◆ SUPPLIED DATA
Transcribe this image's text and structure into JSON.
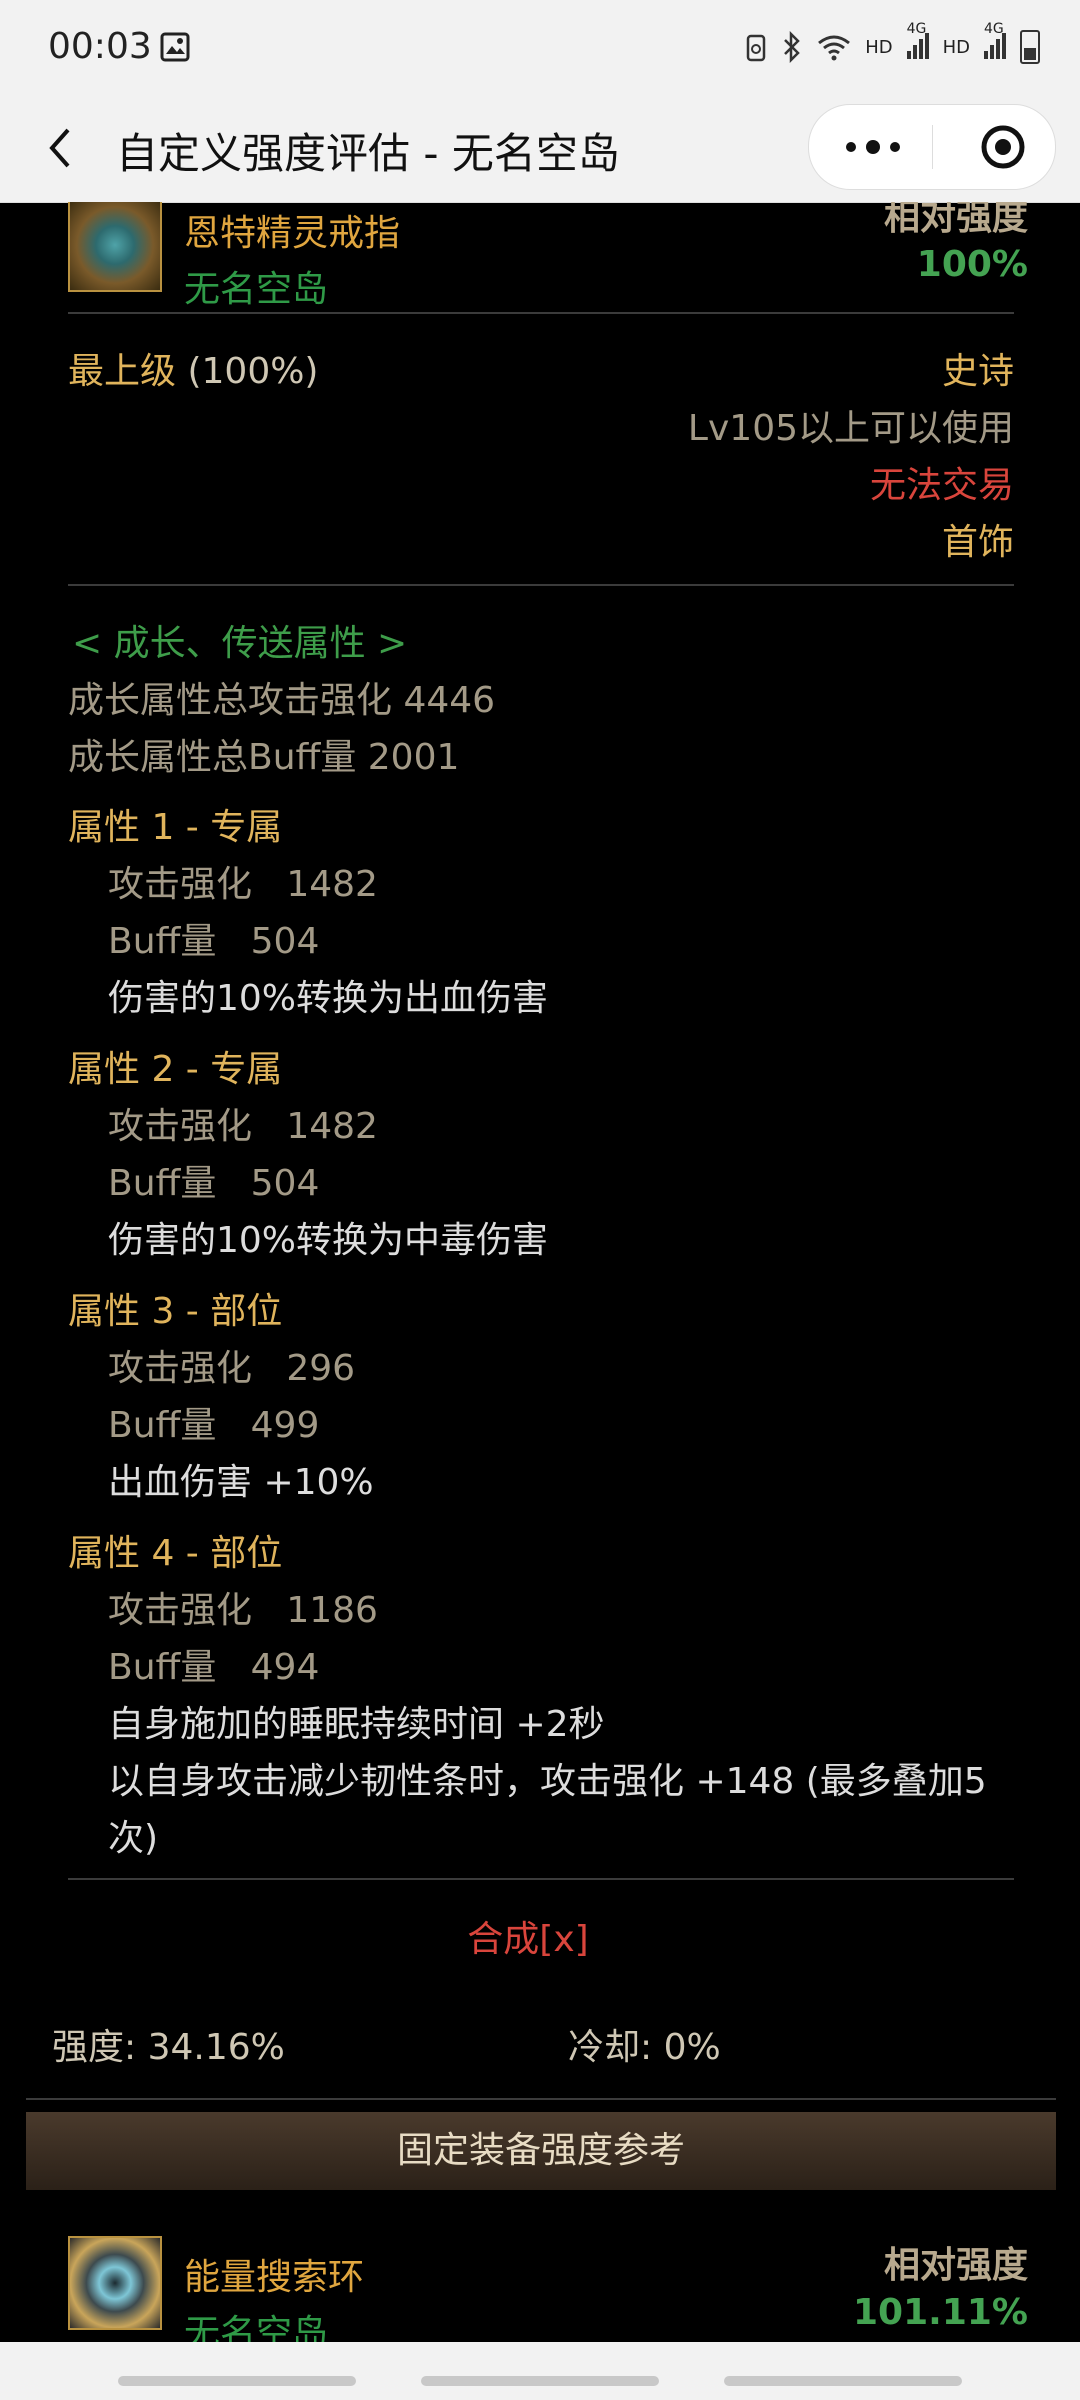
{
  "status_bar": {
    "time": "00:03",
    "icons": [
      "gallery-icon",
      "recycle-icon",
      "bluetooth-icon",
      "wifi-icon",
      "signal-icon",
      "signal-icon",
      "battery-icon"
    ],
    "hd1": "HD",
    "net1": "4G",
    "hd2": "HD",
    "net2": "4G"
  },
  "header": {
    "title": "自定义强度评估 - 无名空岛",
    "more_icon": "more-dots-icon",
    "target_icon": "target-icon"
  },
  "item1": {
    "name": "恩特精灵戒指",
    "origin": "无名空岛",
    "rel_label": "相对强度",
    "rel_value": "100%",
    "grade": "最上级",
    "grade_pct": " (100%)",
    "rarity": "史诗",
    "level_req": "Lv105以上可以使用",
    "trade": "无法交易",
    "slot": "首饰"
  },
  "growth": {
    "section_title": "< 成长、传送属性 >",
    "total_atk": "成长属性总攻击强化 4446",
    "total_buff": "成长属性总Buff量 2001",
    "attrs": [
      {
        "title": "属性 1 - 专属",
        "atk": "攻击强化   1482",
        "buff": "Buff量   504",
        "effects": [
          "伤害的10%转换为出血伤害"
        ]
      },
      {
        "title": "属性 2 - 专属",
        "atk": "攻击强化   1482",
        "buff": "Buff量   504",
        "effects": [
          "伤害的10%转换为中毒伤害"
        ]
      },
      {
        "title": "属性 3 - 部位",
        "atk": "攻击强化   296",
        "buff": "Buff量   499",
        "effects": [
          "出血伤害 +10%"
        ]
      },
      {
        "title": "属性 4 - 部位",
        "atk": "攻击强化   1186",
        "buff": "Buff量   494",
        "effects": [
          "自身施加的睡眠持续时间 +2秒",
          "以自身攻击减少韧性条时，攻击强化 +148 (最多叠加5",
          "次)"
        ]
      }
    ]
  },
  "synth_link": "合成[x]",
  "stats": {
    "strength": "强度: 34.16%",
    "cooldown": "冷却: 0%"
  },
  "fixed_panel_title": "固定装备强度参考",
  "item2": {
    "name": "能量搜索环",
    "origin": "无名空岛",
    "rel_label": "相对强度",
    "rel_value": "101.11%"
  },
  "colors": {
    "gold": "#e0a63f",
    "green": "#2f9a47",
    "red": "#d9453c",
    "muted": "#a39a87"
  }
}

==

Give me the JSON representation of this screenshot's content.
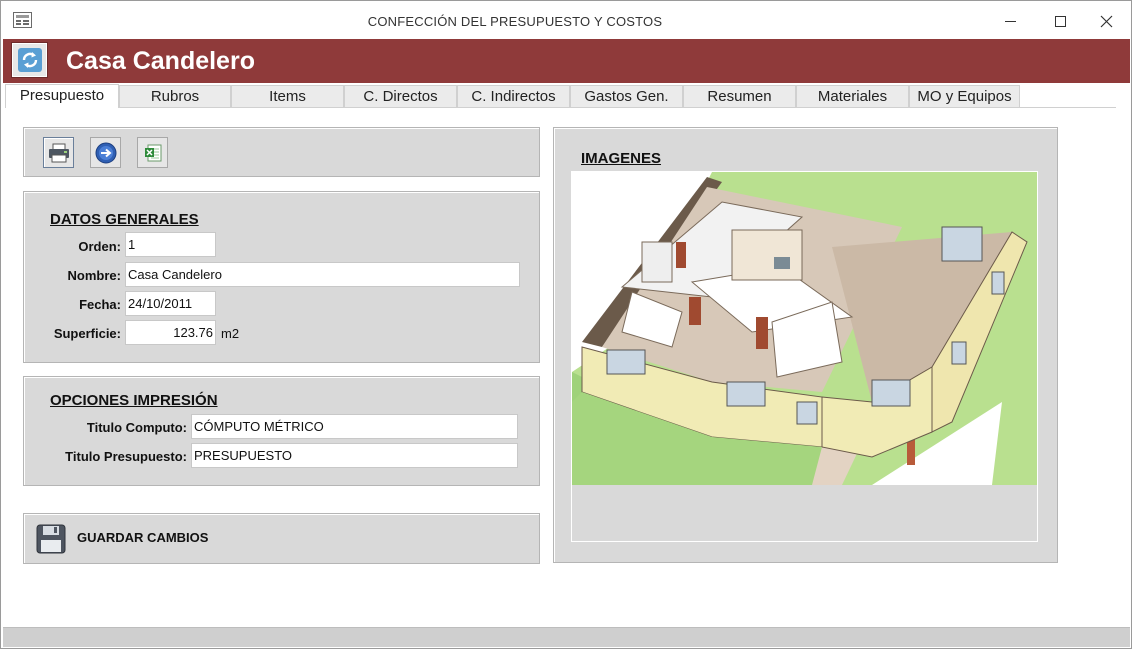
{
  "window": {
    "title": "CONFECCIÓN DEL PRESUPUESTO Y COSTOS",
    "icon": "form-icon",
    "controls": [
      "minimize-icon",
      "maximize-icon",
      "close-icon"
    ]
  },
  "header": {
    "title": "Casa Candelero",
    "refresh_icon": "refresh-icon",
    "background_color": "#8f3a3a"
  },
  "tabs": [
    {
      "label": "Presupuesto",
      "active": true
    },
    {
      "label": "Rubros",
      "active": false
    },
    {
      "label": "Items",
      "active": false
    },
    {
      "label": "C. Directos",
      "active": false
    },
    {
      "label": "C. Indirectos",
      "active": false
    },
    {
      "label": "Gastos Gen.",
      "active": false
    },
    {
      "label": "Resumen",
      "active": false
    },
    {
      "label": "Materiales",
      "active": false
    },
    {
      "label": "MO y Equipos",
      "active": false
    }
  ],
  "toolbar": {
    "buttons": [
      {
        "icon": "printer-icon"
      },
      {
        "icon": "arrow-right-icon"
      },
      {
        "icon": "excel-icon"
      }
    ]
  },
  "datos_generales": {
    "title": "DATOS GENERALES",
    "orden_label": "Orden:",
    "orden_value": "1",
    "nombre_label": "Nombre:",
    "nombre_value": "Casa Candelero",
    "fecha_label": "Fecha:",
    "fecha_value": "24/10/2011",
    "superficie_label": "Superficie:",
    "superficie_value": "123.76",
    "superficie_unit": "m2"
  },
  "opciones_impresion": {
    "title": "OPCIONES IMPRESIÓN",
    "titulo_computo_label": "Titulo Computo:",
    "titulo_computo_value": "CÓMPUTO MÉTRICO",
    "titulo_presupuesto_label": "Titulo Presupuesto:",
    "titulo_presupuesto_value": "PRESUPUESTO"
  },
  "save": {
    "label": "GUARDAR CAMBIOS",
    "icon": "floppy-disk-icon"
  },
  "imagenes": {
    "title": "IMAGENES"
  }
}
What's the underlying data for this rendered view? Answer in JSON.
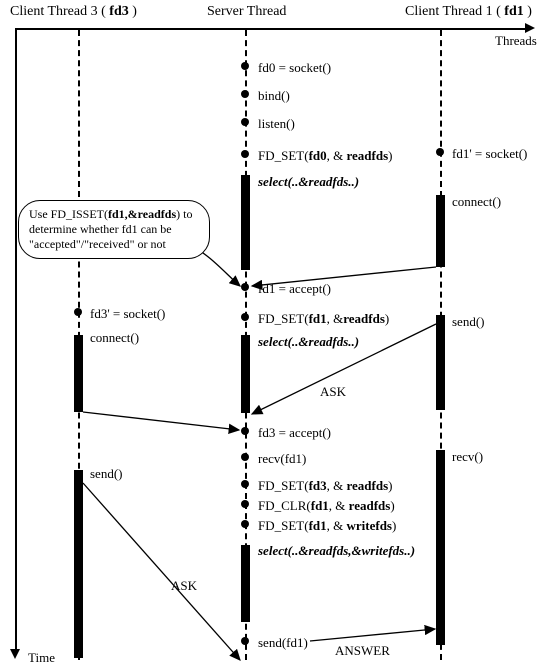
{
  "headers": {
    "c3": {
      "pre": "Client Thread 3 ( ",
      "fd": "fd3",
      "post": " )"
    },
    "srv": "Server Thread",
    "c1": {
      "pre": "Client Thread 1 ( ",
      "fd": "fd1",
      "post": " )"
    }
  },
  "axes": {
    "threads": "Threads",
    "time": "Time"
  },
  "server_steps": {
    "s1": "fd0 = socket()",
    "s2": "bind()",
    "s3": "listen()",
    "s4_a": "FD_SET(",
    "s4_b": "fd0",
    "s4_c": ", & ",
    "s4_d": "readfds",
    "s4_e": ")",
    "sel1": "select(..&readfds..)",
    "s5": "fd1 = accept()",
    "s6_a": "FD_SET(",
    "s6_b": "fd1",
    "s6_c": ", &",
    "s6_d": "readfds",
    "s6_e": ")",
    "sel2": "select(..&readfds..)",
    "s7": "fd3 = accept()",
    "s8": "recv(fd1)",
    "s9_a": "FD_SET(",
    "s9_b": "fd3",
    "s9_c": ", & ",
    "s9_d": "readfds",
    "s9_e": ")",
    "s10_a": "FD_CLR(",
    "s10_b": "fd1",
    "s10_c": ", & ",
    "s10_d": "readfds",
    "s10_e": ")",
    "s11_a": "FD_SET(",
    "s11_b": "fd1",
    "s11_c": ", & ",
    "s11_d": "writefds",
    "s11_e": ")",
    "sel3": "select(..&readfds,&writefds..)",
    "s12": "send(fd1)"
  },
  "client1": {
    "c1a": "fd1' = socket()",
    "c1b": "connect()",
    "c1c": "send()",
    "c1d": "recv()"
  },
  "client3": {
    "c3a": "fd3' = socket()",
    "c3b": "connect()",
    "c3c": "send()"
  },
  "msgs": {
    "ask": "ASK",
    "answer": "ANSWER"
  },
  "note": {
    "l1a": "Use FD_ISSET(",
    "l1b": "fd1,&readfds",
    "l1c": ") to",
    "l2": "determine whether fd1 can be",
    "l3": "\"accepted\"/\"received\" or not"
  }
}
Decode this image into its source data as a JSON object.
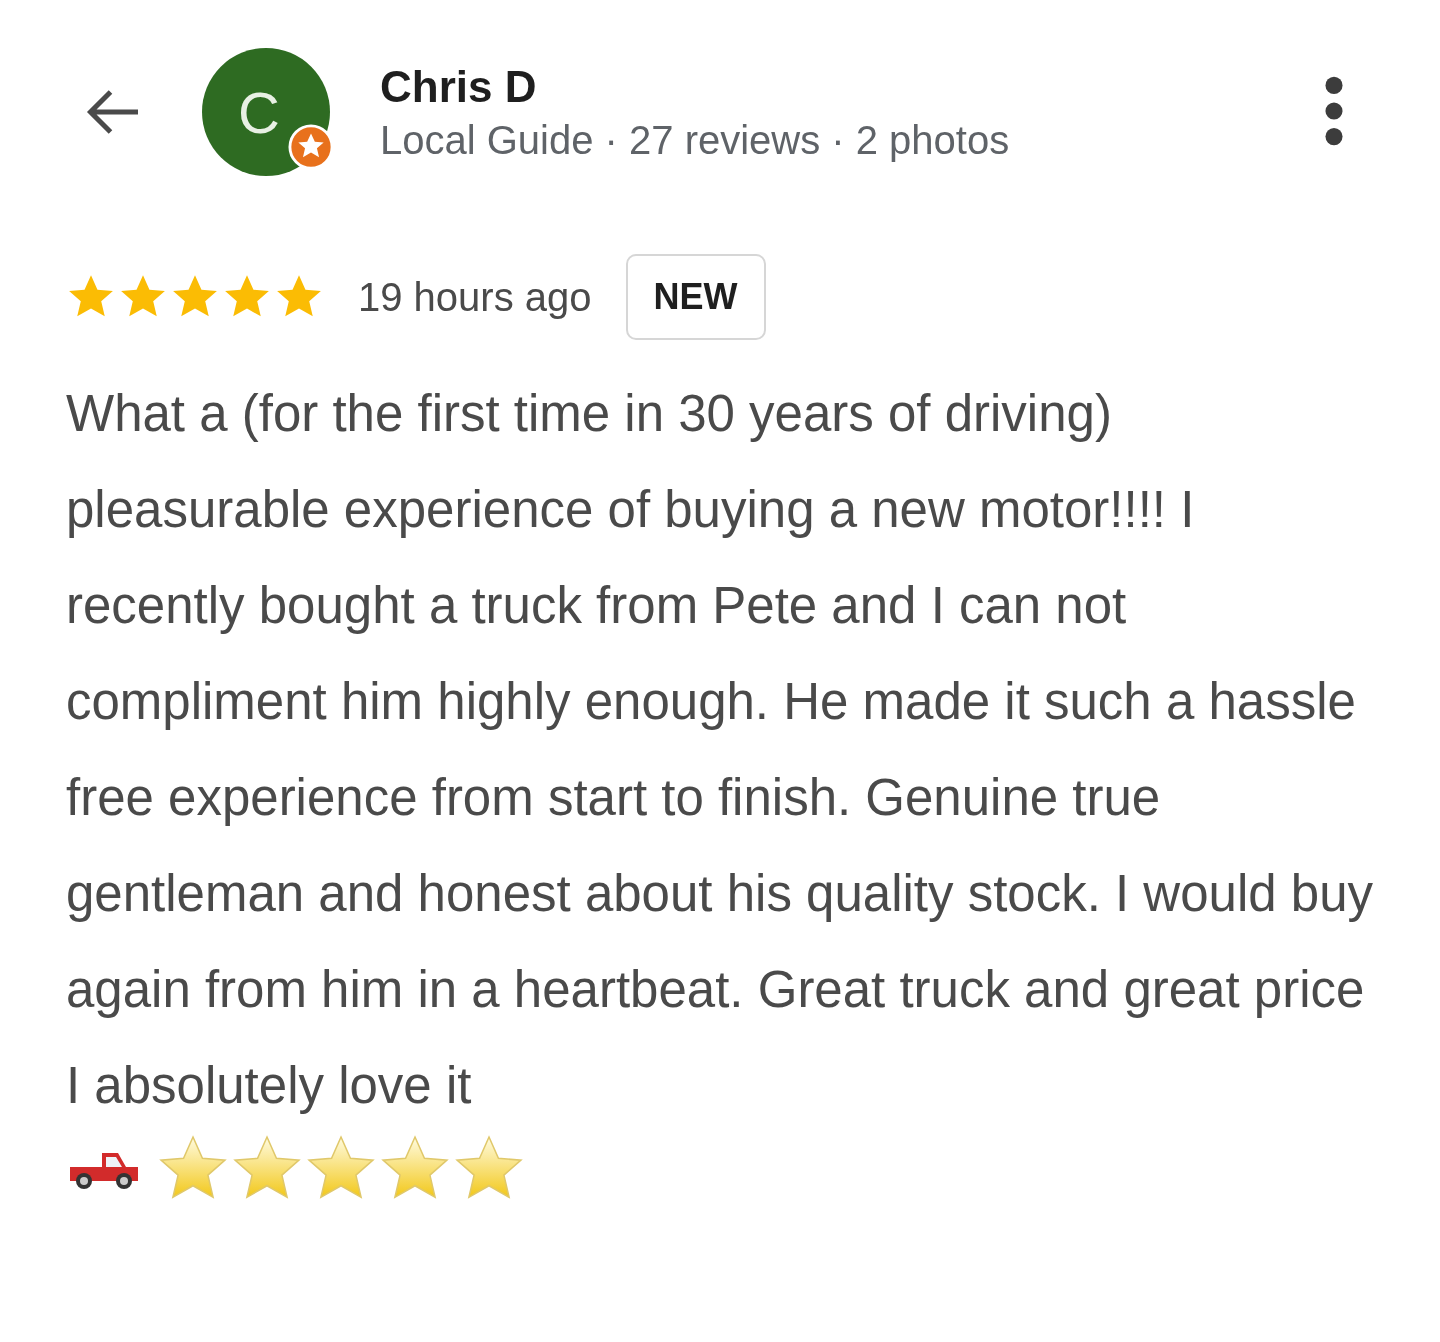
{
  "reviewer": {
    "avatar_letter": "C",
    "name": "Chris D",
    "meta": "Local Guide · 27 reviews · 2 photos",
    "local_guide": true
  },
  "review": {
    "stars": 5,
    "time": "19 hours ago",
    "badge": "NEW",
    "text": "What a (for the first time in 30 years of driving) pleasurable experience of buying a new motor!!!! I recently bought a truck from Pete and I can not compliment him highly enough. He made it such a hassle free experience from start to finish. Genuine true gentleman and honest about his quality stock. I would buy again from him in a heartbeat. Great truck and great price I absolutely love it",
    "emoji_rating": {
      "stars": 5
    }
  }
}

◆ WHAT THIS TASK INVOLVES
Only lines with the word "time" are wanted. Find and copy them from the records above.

◆ EXERCISE ANSWER
    "time": "00:03",
    "time": "Time"
    "time": "19 hours ago",
    "text": "What a (for the first time in 30 years of driving) pleasurable experience of buying a new motor!!!! I recently bought a truck from Pete and I can not compliment him highly enough. He made it such a hassle free experience from start to finish. Genuine true gentleman and honest about his quality stock. I would buy again from him in a heartbeat. Great truck and great price I absolutely love it",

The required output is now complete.